We’ve discussed the risks of ecrecover and that they could be mitigated by making ecrecover revert if the recovered address has code. But here is another potential attack or backdoor vector that should be mentioned. Attacker creates an EOA X and approves account Y to spend X’s balance of some ERC20 token, they then use a migration transaction to deploy a protocol at address X, the allowance stays dormant and is not visible in the verified source code, but it can later be used to steal tokens in the protocol.
This can be mitigated by looking at transactions sent by X prior to its migration, before trusting the verified code. But now consider that instead of approve, the attacker can sign a permit instead and submit it using a different account. X does not have any transactions prior to the migration, and the only way to find this backdoor is to look at the allowances of X in the relevant tokens. The proposed ecrecover changes don’t mitigate this because the signature is used before the migration.
Due to these issues, if the EIP is adopted as currently proposed block explorers might do well to show a warning on all contracts deployed via migration. This might be a good deterrent so that the new tx type isn’t used to deploy normal contracts. Would such a warning be acceptable for user accounts that were migrated?
Something that came up also.
Some contract implement operation that are targetting a fix address, with the assumption that it is not transferable. For example vesting contracts may have an immutable recipient, and in some cases, people may require that the target of the vesting is an EOA (by requiering some signature) to make sure that the recipient has no way to sell its future (currently vesting) tokens.
If the EOA has an ability to deploy an ownable, transferable, account contract this assumption is broken. Honestly any AA migration workflow would break that assumption. So the issue is not specific to this EIP.
TLDR: AA migration with challenge assumption that were made (and are probably still made) about EVM behavior. People making these assumptions don’t expect that to change for years. If this EIP goes trough, this will have to be documented and shared.
This highlights the weirdness of adding special cases to ecrecover: it makes ecrecover no longer a deterministic function: a valid signature becomes “invalidated” by deploying a contract.
I could envision this creating an attack vector in a system than handles off-chain signatures before settling on-chain, such as payment channels.

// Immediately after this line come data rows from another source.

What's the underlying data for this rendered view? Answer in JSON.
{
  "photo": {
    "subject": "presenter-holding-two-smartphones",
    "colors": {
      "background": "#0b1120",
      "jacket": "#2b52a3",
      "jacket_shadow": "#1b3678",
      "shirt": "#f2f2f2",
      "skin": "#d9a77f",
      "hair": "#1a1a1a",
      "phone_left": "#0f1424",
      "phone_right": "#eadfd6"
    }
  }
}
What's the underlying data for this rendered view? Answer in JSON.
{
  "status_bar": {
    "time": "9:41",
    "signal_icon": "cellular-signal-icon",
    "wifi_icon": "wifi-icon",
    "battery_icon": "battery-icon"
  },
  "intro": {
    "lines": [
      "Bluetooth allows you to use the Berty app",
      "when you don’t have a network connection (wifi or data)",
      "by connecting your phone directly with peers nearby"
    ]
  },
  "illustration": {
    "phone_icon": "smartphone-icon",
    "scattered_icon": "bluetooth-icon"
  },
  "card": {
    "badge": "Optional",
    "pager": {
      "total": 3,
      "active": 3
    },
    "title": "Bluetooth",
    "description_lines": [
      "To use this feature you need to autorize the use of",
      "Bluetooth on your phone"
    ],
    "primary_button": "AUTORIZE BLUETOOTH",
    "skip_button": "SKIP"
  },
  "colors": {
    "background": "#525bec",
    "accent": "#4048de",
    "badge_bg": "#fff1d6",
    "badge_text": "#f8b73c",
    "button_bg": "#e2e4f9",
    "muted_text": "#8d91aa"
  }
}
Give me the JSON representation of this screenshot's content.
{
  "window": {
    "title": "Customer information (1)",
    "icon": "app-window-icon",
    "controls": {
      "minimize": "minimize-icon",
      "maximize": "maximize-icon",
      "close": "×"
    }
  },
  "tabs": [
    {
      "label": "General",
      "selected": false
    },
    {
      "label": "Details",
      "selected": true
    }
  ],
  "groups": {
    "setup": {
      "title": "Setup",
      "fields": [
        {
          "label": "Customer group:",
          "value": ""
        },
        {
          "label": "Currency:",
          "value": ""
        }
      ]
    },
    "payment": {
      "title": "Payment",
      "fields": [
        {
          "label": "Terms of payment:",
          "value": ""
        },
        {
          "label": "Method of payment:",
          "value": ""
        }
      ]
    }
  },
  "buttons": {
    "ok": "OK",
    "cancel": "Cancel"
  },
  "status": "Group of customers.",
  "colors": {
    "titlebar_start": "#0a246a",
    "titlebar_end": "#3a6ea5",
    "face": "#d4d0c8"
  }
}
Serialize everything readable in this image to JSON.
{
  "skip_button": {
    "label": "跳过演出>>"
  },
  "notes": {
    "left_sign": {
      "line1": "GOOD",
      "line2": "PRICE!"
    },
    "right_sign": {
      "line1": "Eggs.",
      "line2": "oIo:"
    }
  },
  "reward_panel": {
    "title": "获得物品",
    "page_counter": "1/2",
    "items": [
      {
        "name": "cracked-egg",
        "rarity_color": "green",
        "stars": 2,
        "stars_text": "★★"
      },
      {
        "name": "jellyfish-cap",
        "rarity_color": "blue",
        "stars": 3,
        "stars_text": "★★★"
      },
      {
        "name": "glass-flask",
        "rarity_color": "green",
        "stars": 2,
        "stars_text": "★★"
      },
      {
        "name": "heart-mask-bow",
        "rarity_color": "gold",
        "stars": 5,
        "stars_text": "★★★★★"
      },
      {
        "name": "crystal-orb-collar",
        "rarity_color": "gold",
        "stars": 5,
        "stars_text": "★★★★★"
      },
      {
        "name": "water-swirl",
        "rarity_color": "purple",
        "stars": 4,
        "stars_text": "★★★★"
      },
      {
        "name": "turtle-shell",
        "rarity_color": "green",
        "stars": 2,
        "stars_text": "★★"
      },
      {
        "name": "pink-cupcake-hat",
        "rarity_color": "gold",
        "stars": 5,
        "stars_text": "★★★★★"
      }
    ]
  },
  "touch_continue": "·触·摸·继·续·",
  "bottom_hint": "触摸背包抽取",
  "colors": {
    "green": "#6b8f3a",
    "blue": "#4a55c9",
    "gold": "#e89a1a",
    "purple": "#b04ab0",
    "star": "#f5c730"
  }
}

Yep great point, completely nukes the possibility of nerfing Thinking about this more, there is nothing stopping someone from giving an off chain signature to someone now and then just draining the account. A signature as collateral is only secure if the funds are encumbered by some resolution mechanism (like a payment channel).
The interplay with EIP-1271 signatures is also interesting and something to consider.
In order to avoid an unnecessary cold account access in the (currently) common case, some implementations of EIP-1271 signature validation will first try ecrecover and only then try calling
isValidSignature (example here, and pretty sure I’ve seen it elsewhere too). But if you migrate your account to a contract you would want the contract EIP-1271 signatures to take priority, and this code will not do that.
It seems pretty clear that ecrecover should not change though. We can implement contracts so that EIP-1271 signatures take priority (which btw are already revokable so EOA migrations do not add a new attack vector), but existing contracts that either use ecrecover only or EIP-1271 with the pattern I described above will be unaware that an EOA was “decomissioned” via migration.